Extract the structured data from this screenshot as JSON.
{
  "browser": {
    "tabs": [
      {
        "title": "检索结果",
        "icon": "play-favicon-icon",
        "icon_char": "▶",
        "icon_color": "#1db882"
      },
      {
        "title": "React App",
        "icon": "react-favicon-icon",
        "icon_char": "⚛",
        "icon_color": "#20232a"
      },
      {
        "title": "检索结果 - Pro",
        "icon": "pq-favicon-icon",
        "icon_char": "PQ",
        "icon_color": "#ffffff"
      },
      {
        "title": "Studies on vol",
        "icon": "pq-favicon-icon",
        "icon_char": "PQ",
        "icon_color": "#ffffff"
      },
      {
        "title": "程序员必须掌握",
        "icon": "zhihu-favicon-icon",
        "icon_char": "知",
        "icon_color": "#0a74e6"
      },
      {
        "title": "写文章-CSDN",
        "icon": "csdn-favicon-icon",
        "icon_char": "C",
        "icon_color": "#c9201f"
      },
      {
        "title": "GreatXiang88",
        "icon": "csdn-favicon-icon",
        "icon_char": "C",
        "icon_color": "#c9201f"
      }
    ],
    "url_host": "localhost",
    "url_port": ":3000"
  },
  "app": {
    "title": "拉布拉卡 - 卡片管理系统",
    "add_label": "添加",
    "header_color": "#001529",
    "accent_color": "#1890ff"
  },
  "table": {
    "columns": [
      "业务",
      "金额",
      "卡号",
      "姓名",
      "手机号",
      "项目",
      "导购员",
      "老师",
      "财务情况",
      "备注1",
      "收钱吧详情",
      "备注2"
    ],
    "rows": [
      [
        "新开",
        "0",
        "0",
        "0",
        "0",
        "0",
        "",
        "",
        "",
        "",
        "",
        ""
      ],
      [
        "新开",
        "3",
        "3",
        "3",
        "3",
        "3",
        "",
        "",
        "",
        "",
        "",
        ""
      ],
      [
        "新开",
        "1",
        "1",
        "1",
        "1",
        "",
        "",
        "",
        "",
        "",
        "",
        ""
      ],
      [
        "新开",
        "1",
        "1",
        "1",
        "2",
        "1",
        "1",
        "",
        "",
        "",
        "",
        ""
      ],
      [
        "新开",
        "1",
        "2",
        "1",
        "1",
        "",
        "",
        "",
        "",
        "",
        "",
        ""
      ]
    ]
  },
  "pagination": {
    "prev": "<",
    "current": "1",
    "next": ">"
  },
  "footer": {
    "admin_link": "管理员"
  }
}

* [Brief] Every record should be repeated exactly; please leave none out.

* [Answer box]
Extract the structured data from this screenshot as JSON.
{
  "browser": {
    "tabs": [
      {
        "title": "检索结果",
        "icon": "play-favicon-icon",
        "icon_char": "▶",
        "icon_color": "#1db882"
      },
      {
        "title": "React App",
        "icon": "react-favicon-icon",
        "icon_char": "⚛",
        "icon_color": "#20232a"
      },
      {
        "title": "检索结果 - Pro",
        "icon": "pq-favicon-icon",
        "icon_char": "PQ",
        "icon_color": "#ffffff"
      },
      {
        "title": "Studies on vol",
        "icon": "pq-favicon-icon",
        "icon_char": "PQ",
        "icon_color": "#ffffff"
      },
      {
        "title": "程序员必须掌握",
        "icon": "zhihu-favicon-icon",
        "icon_char": "知",
        "icon_color": "#0a74e6"
      },
      {
        "title": "写文章-CSDN",
        "icon": "csdn-favicon-icon",
        "icon_char": "C",
        "icon_color": "#c9201f"
      },
      {
        "title": "GreatXiang88",
        "icon": "csdn-favicon-icon",
        "icon_char": "C",
        "icon_color": "#c9201f"
      }
    ],
    "url_host": "localhost",
    "url_port": ":3000"
  },
  "app": {
    "title": "拉布拉卡 - 卡片管理系统",
    "add_label": "添加",
    "header_color": "#001529",
    "accent_color": "#1890ff"
  },
  "table": {
    "columns": [
      "业务",
      "金额",
      "卡号",
      "姓名",
      "手机号",
      "项目",
      "导购员",
      "老师",
      "财务情况",
      "备注1",
      "收钱吧详情",
      "备注2"
    ],
    "rows": [
      [
        "新开",
        "0",
        "0",
        "0",
        "0",
        "0",
        "",
        "",
        "",
        "",
        "",
        ""
      ],
      [
        "新开",
        "3",
        "3",
        "3",
        "3",
        "3",
        "",
        "",
        "",
        "",
        "",
        ""
      ],
      [
        "新开",
        "1",
        "1",
        "1",
        "1",
        "",
        "",
        "",
        "",
        "",
        "",
        ""
      ],
      [
        "新开",
        "1",
        "1",
        "1",
        "2",
        "1",
        "1",
        "",
        "",
        "",
        "",
        ""
      ],
      [
        "新开",
        "1",
        "2",
        "1",
        "1",
        "",
        "",
        "",
        "",
        "",
        "",
        ""
      ]
    ]
  },
  "pagination": {
    "prev": "<",
    "current": "1",
    "next": ">"
  },
  "footer": {
    "admin_link": "管理员"
  }
}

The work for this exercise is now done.